:: DATA RECORDS ::
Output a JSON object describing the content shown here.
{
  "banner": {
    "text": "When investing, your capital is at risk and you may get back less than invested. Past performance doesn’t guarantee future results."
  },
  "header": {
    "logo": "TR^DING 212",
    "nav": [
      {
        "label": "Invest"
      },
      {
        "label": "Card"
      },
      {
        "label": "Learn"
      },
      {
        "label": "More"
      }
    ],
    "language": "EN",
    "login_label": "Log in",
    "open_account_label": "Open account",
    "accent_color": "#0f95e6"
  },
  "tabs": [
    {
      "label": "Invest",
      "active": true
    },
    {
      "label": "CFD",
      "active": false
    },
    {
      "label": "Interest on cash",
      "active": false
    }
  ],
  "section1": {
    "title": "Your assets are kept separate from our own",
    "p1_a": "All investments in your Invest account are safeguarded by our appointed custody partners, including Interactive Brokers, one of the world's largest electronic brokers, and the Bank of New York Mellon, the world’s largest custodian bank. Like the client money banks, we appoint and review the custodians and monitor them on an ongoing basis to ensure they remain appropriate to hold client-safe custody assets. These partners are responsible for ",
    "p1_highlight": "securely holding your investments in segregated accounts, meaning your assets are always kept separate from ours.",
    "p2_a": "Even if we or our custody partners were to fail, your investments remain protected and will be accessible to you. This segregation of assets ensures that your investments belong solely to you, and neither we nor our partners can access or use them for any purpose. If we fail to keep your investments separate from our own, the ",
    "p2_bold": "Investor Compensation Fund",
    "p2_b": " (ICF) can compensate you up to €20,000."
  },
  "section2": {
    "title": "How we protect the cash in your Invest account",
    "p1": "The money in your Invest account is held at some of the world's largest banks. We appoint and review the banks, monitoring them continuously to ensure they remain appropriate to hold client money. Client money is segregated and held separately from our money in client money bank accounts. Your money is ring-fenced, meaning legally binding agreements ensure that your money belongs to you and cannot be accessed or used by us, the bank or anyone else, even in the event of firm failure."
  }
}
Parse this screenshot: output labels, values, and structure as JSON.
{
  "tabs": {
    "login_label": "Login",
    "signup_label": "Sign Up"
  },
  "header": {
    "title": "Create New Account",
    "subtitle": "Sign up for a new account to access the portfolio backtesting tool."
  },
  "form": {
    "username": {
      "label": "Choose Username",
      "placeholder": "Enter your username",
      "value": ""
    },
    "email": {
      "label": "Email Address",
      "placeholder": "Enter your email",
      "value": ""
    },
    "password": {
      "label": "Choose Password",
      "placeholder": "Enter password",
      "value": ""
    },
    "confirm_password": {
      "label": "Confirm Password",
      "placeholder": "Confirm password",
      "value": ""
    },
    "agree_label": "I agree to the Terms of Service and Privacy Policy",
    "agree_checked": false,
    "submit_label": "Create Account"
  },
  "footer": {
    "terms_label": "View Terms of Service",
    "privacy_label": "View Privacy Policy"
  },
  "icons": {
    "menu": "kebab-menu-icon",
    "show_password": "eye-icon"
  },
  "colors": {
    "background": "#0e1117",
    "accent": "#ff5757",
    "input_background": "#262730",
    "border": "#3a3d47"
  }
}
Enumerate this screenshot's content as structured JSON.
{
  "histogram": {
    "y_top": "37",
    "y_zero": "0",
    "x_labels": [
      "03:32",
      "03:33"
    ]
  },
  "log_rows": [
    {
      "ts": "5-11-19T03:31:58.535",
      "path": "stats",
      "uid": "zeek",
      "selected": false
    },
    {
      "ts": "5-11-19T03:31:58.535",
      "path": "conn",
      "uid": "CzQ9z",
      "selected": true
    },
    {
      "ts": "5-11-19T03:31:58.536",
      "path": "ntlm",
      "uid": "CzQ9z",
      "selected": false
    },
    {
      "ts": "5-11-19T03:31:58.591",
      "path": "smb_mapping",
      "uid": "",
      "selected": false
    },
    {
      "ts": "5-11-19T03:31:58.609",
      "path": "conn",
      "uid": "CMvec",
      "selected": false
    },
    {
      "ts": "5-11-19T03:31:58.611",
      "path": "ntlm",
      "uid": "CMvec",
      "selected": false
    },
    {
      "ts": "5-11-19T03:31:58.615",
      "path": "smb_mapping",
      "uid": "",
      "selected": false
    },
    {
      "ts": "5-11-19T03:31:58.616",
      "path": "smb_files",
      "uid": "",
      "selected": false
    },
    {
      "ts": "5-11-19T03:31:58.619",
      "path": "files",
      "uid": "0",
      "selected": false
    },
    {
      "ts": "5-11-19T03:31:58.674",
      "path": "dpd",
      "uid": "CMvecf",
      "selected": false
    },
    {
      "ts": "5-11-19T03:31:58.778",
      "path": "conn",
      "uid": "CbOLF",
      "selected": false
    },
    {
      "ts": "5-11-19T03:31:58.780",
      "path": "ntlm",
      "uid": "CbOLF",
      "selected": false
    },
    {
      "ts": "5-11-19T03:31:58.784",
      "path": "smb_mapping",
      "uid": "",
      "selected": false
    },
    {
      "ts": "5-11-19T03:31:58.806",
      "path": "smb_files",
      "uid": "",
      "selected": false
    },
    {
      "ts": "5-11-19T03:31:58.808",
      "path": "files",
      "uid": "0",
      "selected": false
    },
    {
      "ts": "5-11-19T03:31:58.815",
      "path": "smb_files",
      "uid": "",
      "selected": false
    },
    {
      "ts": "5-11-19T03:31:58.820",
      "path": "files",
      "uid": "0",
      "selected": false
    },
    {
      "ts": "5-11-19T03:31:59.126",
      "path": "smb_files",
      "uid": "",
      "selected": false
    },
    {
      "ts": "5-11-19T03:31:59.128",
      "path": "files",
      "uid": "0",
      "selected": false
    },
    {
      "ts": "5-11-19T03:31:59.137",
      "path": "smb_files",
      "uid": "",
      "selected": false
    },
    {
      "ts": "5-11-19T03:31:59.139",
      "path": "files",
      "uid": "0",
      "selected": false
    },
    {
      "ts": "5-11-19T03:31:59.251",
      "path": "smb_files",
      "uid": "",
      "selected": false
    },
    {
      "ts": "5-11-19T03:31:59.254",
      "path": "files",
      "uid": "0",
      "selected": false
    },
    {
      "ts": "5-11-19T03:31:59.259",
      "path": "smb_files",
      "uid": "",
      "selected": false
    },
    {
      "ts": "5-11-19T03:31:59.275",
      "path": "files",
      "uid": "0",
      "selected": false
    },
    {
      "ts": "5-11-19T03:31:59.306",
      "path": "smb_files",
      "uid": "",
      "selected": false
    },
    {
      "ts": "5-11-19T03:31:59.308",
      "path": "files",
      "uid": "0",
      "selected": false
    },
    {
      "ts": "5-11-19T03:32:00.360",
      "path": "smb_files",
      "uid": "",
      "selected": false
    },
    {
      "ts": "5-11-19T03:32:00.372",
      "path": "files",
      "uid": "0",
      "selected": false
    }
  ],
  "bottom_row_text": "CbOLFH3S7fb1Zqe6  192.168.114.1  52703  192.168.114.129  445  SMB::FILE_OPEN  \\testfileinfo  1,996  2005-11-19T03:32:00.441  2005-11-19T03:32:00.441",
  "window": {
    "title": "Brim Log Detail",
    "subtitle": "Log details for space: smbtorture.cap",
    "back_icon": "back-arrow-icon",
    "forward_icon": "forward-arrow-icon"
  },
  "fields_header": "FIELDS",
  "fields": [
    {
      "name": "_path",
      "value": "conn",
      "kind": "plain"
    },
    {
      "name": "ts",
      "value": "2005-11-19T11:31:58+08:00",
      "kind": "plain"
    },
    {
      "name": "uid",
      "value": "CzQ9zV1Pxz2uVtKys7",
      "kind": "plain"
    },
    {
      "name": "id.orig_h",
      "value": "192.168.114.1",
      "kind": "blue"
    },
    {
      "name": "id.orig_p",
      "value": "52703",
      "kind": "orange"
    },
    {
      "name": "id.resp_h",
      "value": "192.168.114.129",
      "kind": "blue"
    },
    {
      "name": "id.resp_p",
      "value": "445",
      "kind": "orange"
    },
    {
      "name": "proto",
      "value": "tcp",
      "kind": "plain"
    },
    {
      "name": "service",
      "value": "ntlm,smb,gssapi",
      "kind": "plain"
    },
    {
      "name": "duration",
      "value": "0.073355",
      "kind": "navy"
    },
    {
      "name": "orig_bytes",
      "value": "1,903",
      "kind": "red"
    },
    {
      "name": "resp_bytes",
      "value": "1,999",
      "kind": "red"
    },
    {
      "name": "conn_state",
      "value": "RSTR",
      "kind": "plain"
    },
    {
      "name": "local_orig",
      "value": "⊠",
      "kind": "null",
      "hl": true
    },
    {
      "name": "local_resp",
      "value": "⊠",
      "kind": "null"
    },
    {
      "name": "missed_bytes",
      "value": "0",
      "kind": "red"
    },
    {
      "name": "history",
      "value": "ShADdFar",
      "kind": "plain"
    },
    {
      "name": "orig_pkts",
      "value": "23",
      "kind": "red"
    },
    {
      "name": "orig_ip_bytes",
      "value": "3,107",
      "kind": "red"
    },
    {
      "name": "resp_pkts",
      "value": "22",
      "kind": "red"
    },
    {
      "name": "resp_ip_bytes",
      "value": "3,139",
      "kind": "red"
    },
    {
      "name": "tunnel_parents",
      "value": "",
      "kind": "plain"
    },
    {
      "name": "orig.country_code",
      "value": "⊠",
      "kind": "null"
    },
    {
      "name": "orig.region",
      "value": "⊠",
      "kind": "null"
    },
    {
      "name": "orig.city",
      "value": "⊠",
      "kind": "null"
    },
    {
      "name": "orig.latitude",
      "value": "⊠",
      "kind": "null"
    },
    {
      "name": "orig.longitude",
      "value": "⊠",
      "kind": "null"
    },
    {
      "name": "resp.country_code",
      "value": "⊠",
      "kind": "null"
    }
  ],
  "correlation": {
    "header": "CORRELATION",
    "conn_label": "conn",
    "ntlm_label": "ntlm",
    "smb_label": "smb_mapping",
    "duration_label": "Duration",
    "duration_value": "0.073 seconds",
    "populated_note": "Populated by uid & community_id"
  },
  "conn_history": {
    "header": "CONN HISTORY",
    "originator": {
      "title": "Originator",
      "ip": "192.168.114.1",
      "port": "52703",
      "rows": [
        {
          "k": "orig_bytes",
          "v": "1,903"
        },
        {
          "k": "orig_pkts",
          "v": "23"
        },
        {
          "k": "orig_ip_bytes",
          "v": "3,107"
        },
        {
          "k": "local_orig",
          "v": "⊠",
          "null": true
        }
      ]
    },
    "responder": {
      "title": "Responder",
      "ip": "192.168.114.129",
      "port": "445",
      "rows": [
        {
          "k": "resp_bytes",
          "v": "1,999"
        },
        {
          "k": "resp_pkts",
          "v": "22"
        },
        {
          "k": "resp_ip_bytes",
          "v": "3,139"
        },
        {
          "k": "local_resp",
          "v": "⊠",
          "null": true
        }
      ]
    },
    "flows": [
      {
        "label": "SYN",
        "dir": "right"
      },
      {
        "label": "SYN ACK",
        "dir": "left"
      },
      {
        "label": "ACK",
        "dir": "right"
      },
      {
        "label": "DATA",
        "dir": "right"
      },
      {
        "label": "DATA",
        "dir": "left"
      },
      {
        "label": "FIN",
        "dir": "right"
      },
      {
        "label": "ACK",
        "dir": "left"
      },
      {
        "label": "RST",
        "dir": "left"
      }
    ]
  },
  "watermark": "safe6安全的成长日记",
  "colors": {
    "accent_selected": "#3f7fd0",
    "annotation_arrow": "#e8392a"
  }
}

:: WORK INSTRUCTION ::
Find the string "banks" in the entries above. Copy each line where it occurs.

:: OUTPUT FOR THIS EXERCISE ::
    "p1_a": "All investments in your Invest account are safeguarded by our appointed custody partners, including Interactive Brokers, one of the world's largest electronic brokers, and the Bank of New York Mellon, the world’s largest custodian bank. Like the client money banks, we appoint and review the custodians and monitor them on an ongoing basis to ensure they remain appropriate to hold client-safe custody assets. These partners are responsible for ",
    "p1": "The money in your Invest account is held at some of the world's largest banks. We appoint and review the banks, monitoring them continuously to ensure they remain appropriate to hold client money. Client money is segregated and held separately from our money in client money bank accounts. Your money is ring-fenced, meaning legally binding agreements ensure that your money belongs to you and cannot be accessed or used by us, the bank or anyone else, even in the event of firm failure."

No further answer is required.